Miriam added they quite enjoyed Red Deer and had made many friends there. The pair lived in Red Deer for five years before heading to Blackfalds where they would live for many years on a horse ranch.
During their time living in Edmonton, the Carruthers had come across a newspaper ad looking for foster parents. The pair agreed something with the ad resonated with both of them, but they were unsure of how it would affect their three sons.
“If anything it affected them for the good. They would always become friends or buddies with the other kids,” said Al on the relationship his three sons would come to have with their foster children over the years. “Generally we’d sit down for dinner and there would be 14 of us – we would have eight or nine foster children at any given time.”

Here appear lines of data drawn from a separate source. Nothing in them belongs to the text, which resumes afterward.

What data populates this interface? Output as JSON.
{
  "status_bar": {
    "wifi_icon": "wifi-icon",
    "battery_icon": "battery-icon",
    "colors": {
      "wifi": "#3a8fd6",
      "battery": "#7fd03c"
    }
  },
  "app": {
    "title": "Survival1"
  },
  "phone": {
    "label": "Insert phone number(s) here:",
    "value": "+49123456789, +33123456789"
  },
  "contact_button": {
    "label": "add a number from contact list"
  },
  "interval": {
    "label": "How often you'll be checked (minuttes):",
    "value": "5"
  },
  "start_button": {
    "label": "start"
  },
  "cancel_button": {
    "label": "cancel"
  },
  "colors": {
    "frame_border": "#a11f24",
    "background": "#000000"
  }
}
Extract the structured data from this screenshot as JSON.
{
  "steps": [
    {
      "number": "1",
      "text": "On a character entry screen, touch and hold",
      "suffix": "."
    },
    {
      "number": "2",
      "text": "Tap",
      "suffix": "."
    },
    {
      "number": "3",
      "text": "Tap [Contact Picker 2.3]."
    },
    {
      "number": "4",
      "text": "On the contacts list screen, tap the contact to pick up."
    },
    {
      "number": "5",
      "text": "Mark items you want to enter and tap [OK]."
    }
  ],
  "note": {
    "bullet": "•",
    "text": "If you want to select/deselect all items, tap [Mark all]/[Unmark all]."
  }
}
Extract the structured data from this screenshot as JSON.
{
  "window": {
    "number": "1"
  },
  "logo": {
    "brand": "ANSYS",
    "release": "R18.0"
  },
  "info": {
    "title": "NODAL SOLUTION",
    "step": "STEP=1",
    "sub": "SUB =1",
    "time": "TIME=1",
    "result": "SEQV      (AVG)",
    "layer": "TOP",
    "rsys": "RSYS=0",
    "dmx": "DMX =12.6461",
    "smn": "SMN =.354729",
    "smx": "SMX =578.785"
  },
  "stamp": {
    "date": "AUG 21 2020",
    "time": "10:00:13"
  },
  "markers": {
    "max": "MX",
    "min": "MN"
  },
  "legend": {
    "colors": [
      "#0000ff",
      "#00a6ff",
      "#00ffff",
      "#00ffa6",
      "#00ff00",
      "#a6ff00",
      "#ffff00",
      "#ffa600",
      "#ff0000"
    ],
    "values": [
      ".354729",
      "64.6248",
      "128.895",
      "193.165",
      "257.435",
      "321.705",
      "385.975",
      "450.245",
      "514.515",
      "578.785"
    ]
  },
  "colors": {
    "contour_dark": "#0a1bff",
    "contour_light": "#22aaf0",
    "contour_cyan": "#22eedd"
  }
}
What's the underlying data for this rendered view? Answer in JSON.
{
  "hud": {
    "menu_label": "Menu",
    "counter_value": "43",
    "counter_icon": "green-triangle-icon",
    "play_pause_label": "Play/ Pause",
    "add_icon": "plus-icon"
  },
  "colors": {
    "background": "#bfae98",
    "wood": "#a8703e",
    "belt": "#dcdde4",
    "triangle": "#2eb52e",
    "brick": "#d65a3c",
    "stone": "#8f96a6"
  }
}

“We said it was a boys ranch, but pretty soon the government started sending us girls,” they recalled. “We raised Arab horses. Those horses were the best therapy for the girls you could ever imagine.”
The Carruthers officially adopted one of their foster children, Amelia ‘Amy’ Nova-Lee, but added many of their foster children have become ‘one their own children’ to this date.
“Their spouses are our son in laws, their children are our grandchildren – that’s just how it works in our family,” said Miriam.
They would later sell the acreage in Blackfalds following their last foster child turning 18 and moved to the RV park near Lakewood Golf Course where they still happily remain.
The Carruthers have also been heavily involved with mission work in Juarez, Mexico – a city of three million, which was ravaged by the cartel over the last few years. Their organization, Operation Amigo Building Society has been responsible for providing hundreds of working toilets to the people of Juarez, three schools that sponsor nearly 400 students pre kindergarten to grade 12, along with a training centre for carpentry, drafting, automotive and beautician trades; as well a number of churches, homes and orphanages.